Little Breen part 4 — Late Night Thoughts on Breen’s 48th Birth Hour
Here are some words and poems that I scratched out as I sat with Breen as he turned 48 hours old:
Here lay this tiny body with a large spirit, floating in other planes, swimming with angels in scrubs.
It’s funny how monotonous this workplace is. In some ways so familiar. Sarah mutters complaints about the previous nurse as she reorganizes and labels the lines. Daniel watches YouTube videos to kill time. Barbara trips over a poorly placed wire. Jess pauses entering data into a computer and rubs her tired eyes. Susan lightly snaps after Mary asks her to do something Susan already did. But their monotony is our miracle. It’s more than a miracle, it’s absolute magic.

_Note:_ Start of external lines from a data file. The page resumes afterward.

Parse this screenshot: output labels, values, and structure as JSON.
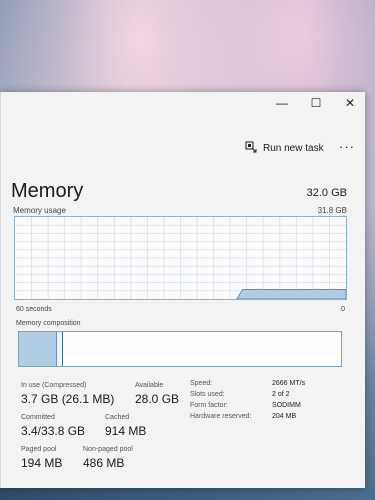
{
  "window": {
    "controls": {
      "minimize": "—",
      "maximize": "☐",
      "close": "✕"
    }
  },
  "toolbar": {
    "run_new_task": "Run new task",
    "run_icon": "run-task-icon",
    "more_icon": "more-icon",
    "more_label": "···"
  },
  "memory": {
    "title": "Memory",
    "total": "32.0 GB",
    "usage_label": "Memory usage",
    "usage_max": "31.8 GB",
    "axis_left": "60 seconds",
    "axis_right": "0",
    "composition_label": "Memory composition",
    "in_use_fraction": 0.116,
    "modified_fraction": 0.004,
    "standby_fraction": 0.01,
    "usage_level_fraction": 0.116
  },
  "stats": {
    "in_use": {
      "label": "In use (Compressed)",
      "value": "3.7 GB (26.1 MB)"
    },
    "available": {
      "label": "Available",
      "value": "28.0 GB"
    },
    "committed": {
      "label": "Committed",
      "value": "3.4/33.8 GB"
    },
    "cached": {
      "label": "Cached",
      "value": "914 MB"
    },
    "paged_pool": {
      "label": "Paged pool",
      "value": "194 MB"
    },
    "non_paged_pool": {
      "label": "Non-paged pool",
      "value": "486 MB"
    }
  },
  "specs": [
    {
      "key": "Speed:",
      "value": "2666 MT/s"
    },
    {
      "key": "Slots used:",
      "value": "2 of 2"
    },
    {
      "key": "Form factor:",
      "value": "SODIMM"
    },
    {
      "key": "Hardware reserved:",
      "value": "204 MB"
    }
  ],
  "colors": {
    "graph_border": "#8fb0c7",
    "graph_fill": "#aecde5",
    "graph_line": "#5d90b8",
    "grid": "#dde3ea"
  }
}
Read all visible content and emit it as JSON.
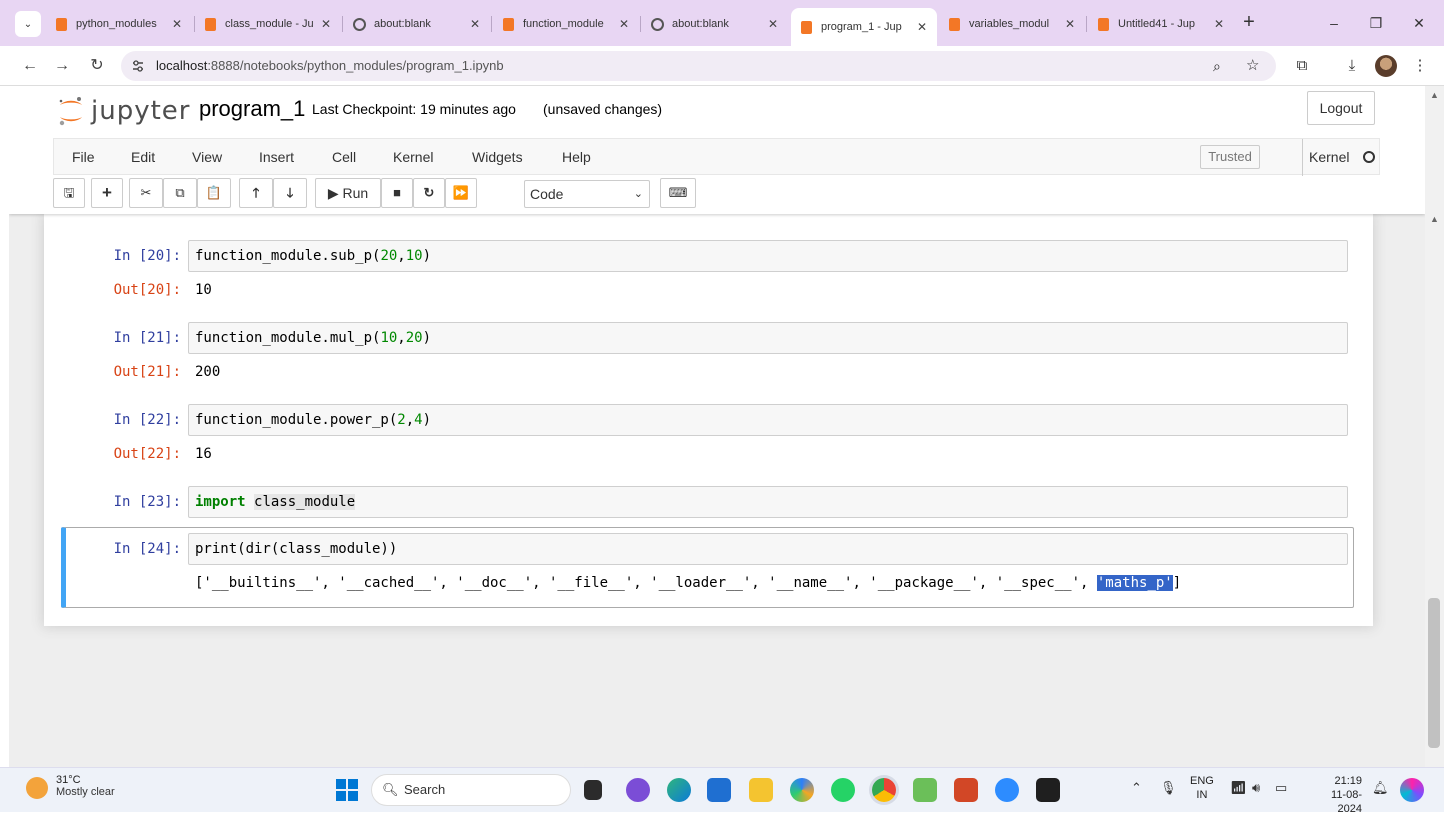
{
  "browser": {
    "tabs": [
      {
        "label": "python_modules",
        "icon": "jupyter-orange-icon"
      },
      {
        "label": "class_module - Ju",
        "icon": "jupyter-orange-icon"
      },
      {
        "label": "about:blank",
        "icon": "globe-icon"
      },
      {
        "label": "function_module",
        "icon": "jupyter-orange-icon"
      },
      {
        "label": "about:blank",
        "icon": "globe-icon"
      },
      {
        "label": "program_1 - Jup",
        "icon": "jupyter-orange-icon",
        "active": true
      },
      {
        "label": "variables_modul",
        "icon": "jupyter-orange-icon"
      },
      {
        "label": "Untitled41 - Jup",
        "icon": "jupyter-orange-icon"
      }
    ],
    "new_tab_symbol": "+",
    "window_controls": {
      "minimize": "–",
      "maximize": "❐",
      "close": "✕"
    },
    "address": {
      "host": "localhost",
      "rest": ":8888/notebooks/python_modules/program_1.ipynb"
    }
  },
  "jupyter": {
    "logo_text": "jupyter",
    "notebook_name": "program_1",
    "checkpoint": "Last Checkpoint: 19 minutes ago",
    "unsaved": "(unsaved changes)",
    "logout_label": "Logout",
    "menu": [
      "File",
      "Edit",
      "View",
      "Insert",
      "Cell",
      "Kernel",
      "Widgets",
      "Help"
    ],
    "trusted_label": "Trusted",
    "kernel_label": "Kernel",
    "toolbar": {
      "run_label": "Run",
      "cell_type": "Code"
    }
  },
  "cells": [
    {
      "in_prompt": "In [20]:",
      "code": "function_module.sub_p(20,10)",
      "out_prompt": "Out[20]:",
      "output": "10"
    },
    {
      "in_prompt": "In [21]:",
      "code": "function_module.mul_p(10,20)",
      "out_prompt": "Out[21]:",
      "output": "200"
    },
    {
      "in_prompt": "In [22]:",
      "code": "function_module.power_p(2,4)",
      "out_prompt": "Out[22]:",
      "output": "16"
    },
    {
      "in_prompt": "In [23]:",
      "code_kw": "import",
      "code_name": "class_module"
    },
    {
      "in_prompt": "In [24]:",
      "code": "print(dir(class_module))",
      "output_prefix": "['__builtins__', '__cached__', '__doc__', '__file__', '__loader__', '__name__', '__package__', '__spec__', ",
      "output_selected": "'maths_p'",
      "output_suffix": "]"
    }
  ],
  "taskbar": {
    "weather_temp": "31°C",
    "weather_cond": "Mostly clear",
    "search_label": "Search",
    "lang_top": "ENG",
    "lang_bottom": "IN",
    "time": "21:19",
    "date": "11-08-2024"
  }
}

Not magic like a wave of a wand and a perfectly pronounced spell. The magic is spun by a million decisions made by the doctor, and carried out by a team of nurses and technicians. A brutal and delicate mix of chemistry, machinery, heat, and duration, all set to a rhythm. A rhythm that is sped up here, slowed down there, as they curate and adjust the biology of our small fragile son, so that he can have a chance to grow. A symphony of care.
These chemicals and machines do the work that his body cannot do. They hold that space until he can take on their tasks. Every single one.
He is unable to breath on his own due to his underdeveloped lungs, so he is hooked up to an Oscillator, a ventilator for preemies which pushes out tiny puffs of oxygen into his lungs to keep them inflated, but not too much pressure to damage them as they are so fragile at this age.
His little body vibrates constantly with the rhythmic pulse of the Oscillator settings.
Breathing in, breathing out. But rapid. Sixteenth notes at 150 beats per minute.
As I sit with him, celebrating his second day on earth, I meditate, focusing on my breath. The breath, the anchor of meditation practice, an analogy for our own lives, our impermanence. The rise and fall.
I guess I always felt that part of the reason to focus on the breath was its mundaneness, a boring focal point to gather our attention. Now I realize. I realize how sacred breath is, how powerful.
Every human thought is preceded by breath. Every human expression of love and God is preceded by breath, buoying our lives one oscillation at a time.
Breath is an act of faith. Everything that we do is dependent on this faith that the next breath will come.
And there is little Breen, fighting like hell for the privilege of involuntary breath. The source of life. Should he be fortunate enough to make it that far, his first true breath will be a powerful act of volition. An act of free will. His big bang that will put into motion the rest of his life.
As I sit to meditate, focusing on my breath, each breath feels more profound than the last. Intake, outtake. Accepting, offering.
I accept my time with Breen. I accept care from the team of medical professionals. I accept Breen’s fate, and my family’s fate. I accept his karma. I accept explanations of machines and medicines from doctors and nurses. I accept explanations of oscillator settings for the techs. I accept the rules of the NICU and scrub my arms raw with chemical soap every time I see Breen. I accept that there are times I won’t be able to see my son because he is being cared for. I accept that I cannot protect or help him right now. I accept that I won’t be able to for an unfathomable amount of time yet. I accept that Breen may not survive this ordeal. I accept that we may never get to bring him home. We accept that we may be able to bring him home.
I offer Breen’s body to the NICU. I offer his spirit to those who have already chose to love him, pray for him, and root for him. I offer my ignorance in every conversation with a medical professional who is caring for my son. I offer my fear and hope as two sides of my relinquishment. I offer Breen’s story to those who want to hear it. I offer my family’s story to you.